• **Problem to solve**: Write the data out again, exactly as given.

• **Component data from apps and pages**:
--

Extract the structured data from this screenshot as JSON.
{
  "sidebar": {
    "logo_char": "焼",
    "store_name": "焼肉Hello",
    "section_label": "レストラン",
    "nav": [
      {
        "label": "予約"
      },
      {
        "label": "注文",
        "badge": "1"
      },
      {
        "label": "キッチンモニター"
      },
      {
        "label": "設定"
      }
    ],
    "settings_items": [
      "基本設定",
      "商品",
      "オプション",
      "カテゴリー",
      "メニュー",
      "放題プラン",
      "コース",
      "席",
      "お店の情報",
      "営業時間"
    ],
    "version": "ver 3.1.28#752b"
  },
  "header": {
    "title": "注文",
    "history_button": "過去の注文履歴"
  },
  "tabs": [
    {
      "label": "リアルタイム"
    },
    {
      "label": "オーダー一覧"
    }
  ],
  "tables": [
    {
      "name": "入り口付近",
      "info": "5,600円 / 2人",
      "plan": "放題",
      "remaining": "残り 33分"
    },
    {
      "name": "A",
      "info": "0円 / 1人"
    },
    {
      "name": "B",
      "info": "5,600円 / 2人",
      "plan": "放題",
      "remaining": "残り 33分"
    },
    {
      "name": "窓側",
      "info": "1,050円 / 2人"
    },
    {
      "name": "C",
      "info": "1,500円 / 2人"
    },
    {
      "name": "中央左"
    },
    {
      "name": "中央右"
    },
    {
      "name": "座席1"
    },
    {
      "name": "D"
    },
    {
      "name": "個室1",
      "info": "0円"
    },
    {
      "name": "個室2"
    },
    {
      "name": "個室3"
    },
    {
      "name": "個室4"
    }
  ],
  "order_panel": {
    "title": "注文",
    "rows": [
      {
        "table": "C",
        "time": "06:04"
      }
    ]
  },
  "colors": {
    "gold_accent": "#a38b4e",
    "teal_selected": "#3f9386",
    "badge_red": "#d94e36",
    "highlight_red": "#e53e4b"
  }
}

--

• **Written answer**:
Extract the structured data from this screenshot as JSON.
{
  "sidebar": {
    "logo_char": "焼",
    "store_name": "焼肉Hello",
    "section_label": "レストラン",
    "nav": [
      {
        "label": "予約"
      },
      {
        "label": "注文",
        "badge": "1"
      },
      {
        "label": "キッチンモニター"
      },
      {
        "label": "設定"
      }
    ],
    "settings_items": [
      "基本設定",
      "商品",
      "オプション",
      "カテゴリー",
      "メニュー",
      "放題プラン",
      "コース",
      "席",
      "お店の情報",
      "営業時間"
    ],
    "version": "ver 3.1.28#752b"
  },
  "header": {
    "title": "注文",
    "history_button": "過去の注文履歴"
  },
  "tabs": [
    {
      "label": "リアルタイム"
    },
    {
      "label": "オーダー一覧"
    }
  ],
  "tables": [
    {
      "name": "入り口付近",
      "info": "5,600円 / 2人",
      "plan": "放題",
      "remaining": "残り 33分"
    },
    {
      "name": "A",
      "info": "0円 / 1人"
    },
    {
      "name": "B",
      "info": "5,600円 / 2人",
      "plan": "放題",
      "remaining": "残り 33分"
    },
    {
      "name": "窓側",
      "info": "1,050円 / 2人"
    },
    {
      "name": "C",
      "info": "1,500円 / 2人"
    },
    {
      "name": "中央左"
    },
    {
      "name": "中央右"
    },
    {
      "name": "座席1"
    },
    {
      "name": "D"
    },
    {
      "name": "個室1",
      "info": "0円"
    },
    {
      "name": "個室2"
    },
    {
      "name": "個室3"
    },
    {
      "name": "個室4"
    }
  ],
  "order_panel": {
    "title": "注文",
    "rows": [
      {
        "table": "C",
        "time": "06:04"
      }
    ]
  },
  "colors": {
    "gold_accent": "#a38b4e",
    "teal_selected": "#3f9386",
    "badge_red": "#d94e36",
    "highlight_red": "#e53e4b"
  }
}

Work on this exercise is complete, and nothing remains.